A friend of mine has twenty acres of former farmland here in southeast Michigan. It hasn’t been farmed in over fifteen years, and it’s well into secondary succession. It has some similarities with mesic prairie and oak openings communities, but it’s rather unique. In addition to the scattered young trees, the ground cover is dominated by goldenrods (Solidago sp., Asteraceae), other asters (especially Symphyotrichum sp., Asteraceae), milkweeds (Asclepias sp., Asclepiadaceae) and wild carrot/Queen Anne’s lace (Daucus carota, Apiaceae). The most common plants seem to be goldenrods, however, and they tend to attract large numbers of goldenrod leaf miners (Coleoptera: Chrysomelidae: Microrhopala vittata).
I easily come up with dozens of these beetles any time I sweep the foliage with a net during the summer. The adults usually have their heads buried in goldenrod leaves. Since they’re leaf miners, I imagine the larvae tunnel through goldenrod leaves as well.

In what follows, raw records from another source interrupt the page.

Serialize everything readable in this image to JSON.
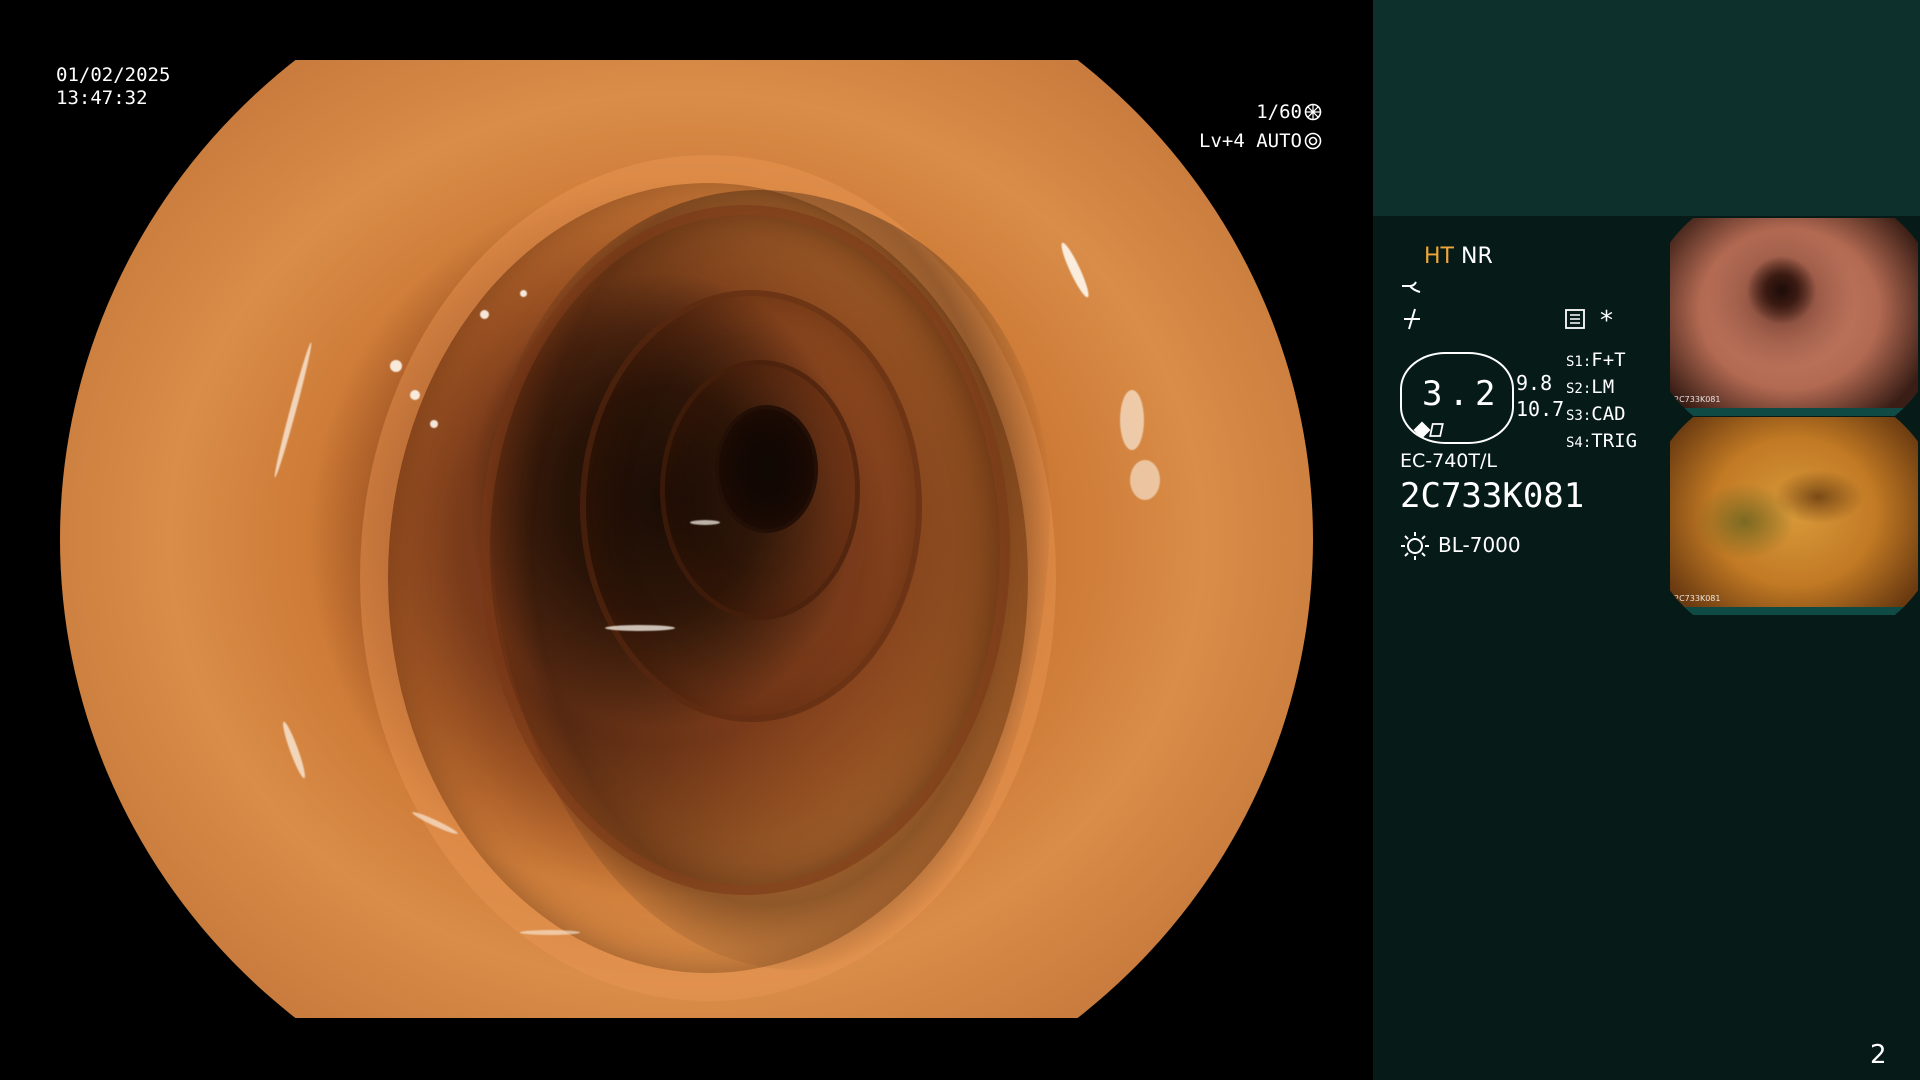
{
  "main_view": {
    "date": "01/02/2025",
    "time": "13:47:32",
    "shutter": "1/60",
    "level": "Lv+4",
    "iris": "AUTO"
  },
  "panel": {
    "mode_ht": "HT",
    "mode_nr": "NR",
    "enhancement_value": "3.2",
    "value_a": "9.8",
    "value_b": "10.7",
    "switches": [
      {
        "key": "S1",
        "value": "F+T"
      },
      {
        "key": "S2",
        "value": "LM"
      },
      {
        "key": "S3",
        "value": "CAD"
      },
      {
        "key": "S4",
        "value": "TRIG"
      }
    ],
    "scope_model": "EC-740T/L",
    "scope_serial": "2C733K081",
    "light_source": "BL-7000",
    "asterisk": "*"
  },
  "thumbnails": [
    {
      "caption": "2C733K081"
    },
    {
      "caption": "2C733K081"
    }
  ],
  "page_number": "2",
  "colors": {
    "panel_bg": "#061b18",
    "panel_top_bg": "#0d302c",
    "ht_accent": "#f0a53a",
    "text": "#ffffff"
  }
}
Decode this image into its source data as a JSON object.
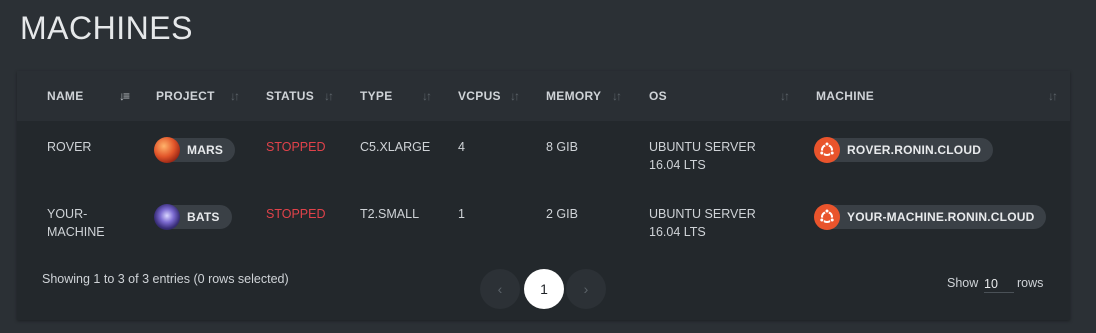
{
  "page": {
    "title": "MACHINES"
  },
  "table": {
    "columns": [
      {
        "label": "NAME"
      },
      {
        "label": "PROJECT"
      },
      {
        "label": "STATUS"
      },
      {
        "label": "TYPE"
      },
      {
        "label": "VCPUS"
      },
      {
        "label": "MEMORY"
      },
      {
        "label": "OS"
      },
      {
        "label": "MACHINE"
      }
    ],
    "rows": [
      {
        "name_line1": "ROVER",
        "name_line2": "",
        "project": "MARS",
        "project_icon": "mars-planet-icon",
        "status": "STOPPED",
        "type": "C5.XLARGE",
        "vcpus": "4",
        "memory": "8 GIB",
        "os_line1": "UBUNTU SERVER",
        "os_line2": "16.04 LTS",
        "machine": "ROVER.RONIN.CLOUD",
        "machine_icon": "ubuntu-icon"
      },
      {
        "name_line1": "YOUR-",
        "name_line2": "MACHINE",
        "project": "BATS",
        "project_icon": "bats-nebula-icon",
        "status": "STOPPED",
        "type": "T2.SMALL",
        "vcpus": "1",
        "memory": "2 GIB",
        "os_line1": "UBUNTU SERVER",
        "os_line2": "16.04 LTS",
        "machine": "YOUR-MACHINE.RONIN.CLOUD",
        "machine_icon": "ubuntu-icon"
      }
    ]
  },
  "footer": {
    "info": "Showing 1 to 3 of 3 entries (0 rows selected)",
    "prev": "‹",
    "current_page": "1",
    "next": "›",
    "show_label": "Show",
    "page_size": "10",
    "rows_label": "rows"
  },
  "colors": {
    "background": "#2b3035",
    "card": "#23282c",
    "status_stopped": "#e0424a",
    "ubuntu": "#e9542c"
  }
}
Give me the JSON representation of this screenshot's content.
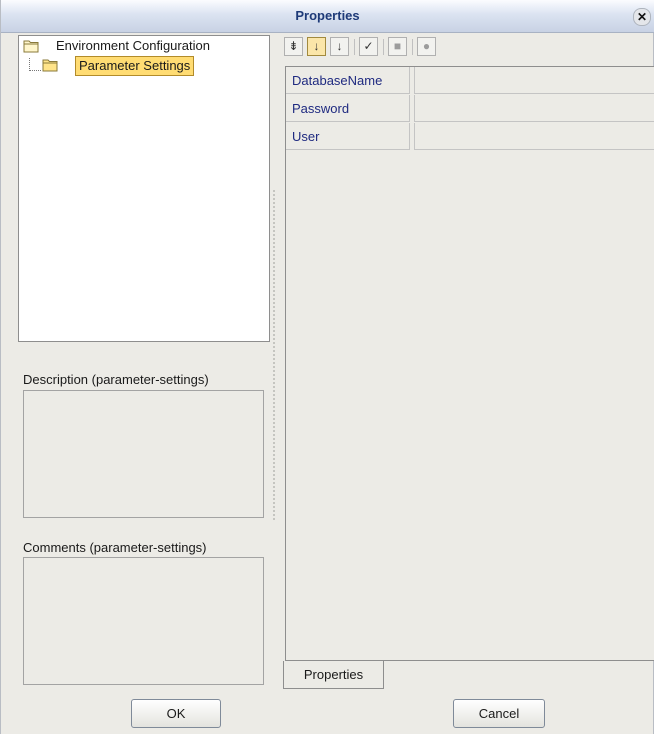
{
  "window": {
    "title": "Properties"
  },
  "tree": {
    "root_label": "Environment Configuration",
    "child_label": "Parameter Settings"
  },
  "description": {
    "label": "Description (parameter-settings)"
  },
  "comments": {
    "label": "Comments (parameter-settings)"
  },
  "toolbar": {
    "icons": [
      "expand-icon",
      "sort-alphabetical-icon",
      "sort-category-icon",
      "checklist-icon",
      "help-panel-icon",
      "info-icon"
    ]
  },
  "properties": {
    "rows": [
      {
        "name": "DatabaseName",
        "value": ""
      },
      {
        "name": "Password",
        "value": ""
      },
      {
        "name": "User",
        "value": ""
      }
    ],
    "tab_label": "Properties"
  },
  "buttons": {
    "ok_label": "OK",
    "cancel_label": "Cancel"
  },
  "colors": {
    "selection_highlight": "#ffdc73",
    "property_name_text": "#1f2a80",
    "title_text": "#1e3a78"
  }
}
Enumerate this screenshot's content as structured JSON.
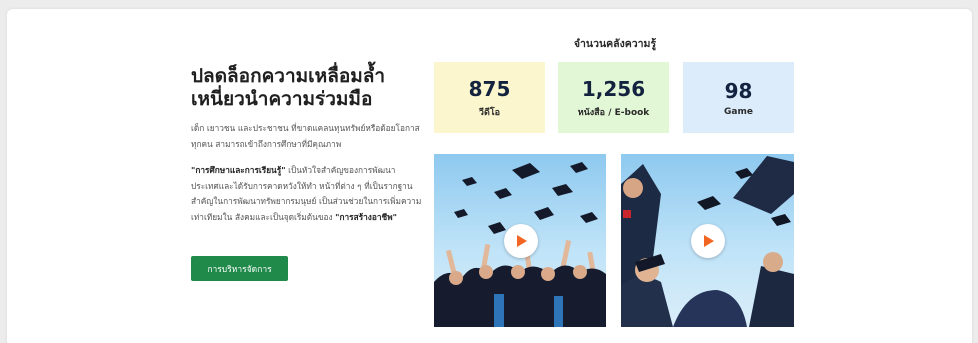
{
  "hero": {
    "title_line1": "ปลดล็อกความเหลื่อมล้ำ",
    "title_line2": "เหนี่ยวนำความร่วมมือ",
    "intro": "เด็ก เยาวชน และประชาชน ที่ขาดแคลนทุนทรัพย์หรือด้อยโอกาสทุกคน สามารถเข้าถึงการศึกษาที่มีคุณภาพ",
    "body_bold1": "\"การศึกษาและการเรียนรู้\"",
    "body_text1": " เป็นหัวใจสำคัญของการพัฒนาประเทศและได้รับการคาดหวังให้ทำ หน้าที่ต่าง ๆ ที่เป็นรากฐานสำคัญในการพัฒนาทรัพยากรมนุษย์ เป็นส่วนช่วยในการเพิ่มความเท่าเทียมใน สังคมและเป็นจุดเริ่มต้นของ ",
    "body_bold2": "\"การสร้างอาชีพ\"",
    "cta_label": "การบริหารจัดการ"
  },
  "stats": {
    "heading": "จำนวนคลังความรู้",
    "items": [
      {
        "value": "875",
        "label": "วีดีโอ",
        "color": "#fbf6cd"
      },
      {
        "value": "1,256",
        "label": "หนังสือ / E-book",
        "color": "#e2f7d5"
      },
      {
        "value": "98",
        "label": "Game",
        "color": "#dcecfb"
      }
    ]
  },
  "media": {
    "accent": "#f26522",
    "cta_color": "#1f8a4a"
  }
}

These beetles bear a strong resemblance to a couple of other leaf miners I’ve covered this year: the basswood leaf miner (Baliosus nervosus) and another leaf miner (Sumitrosis inaequalis). Despite being in different genera, all three leaf beetles are in the same family (Chrysomelidae), the same subfamily (Cassidinae), and the same tribe (Chalepini). These relatively close evolutionary relationships make it unsurprising that they look so similar. Their host plants help to distinguish them, however. This is a good example of how it’s useful to pay attention to the plants that insects are found on.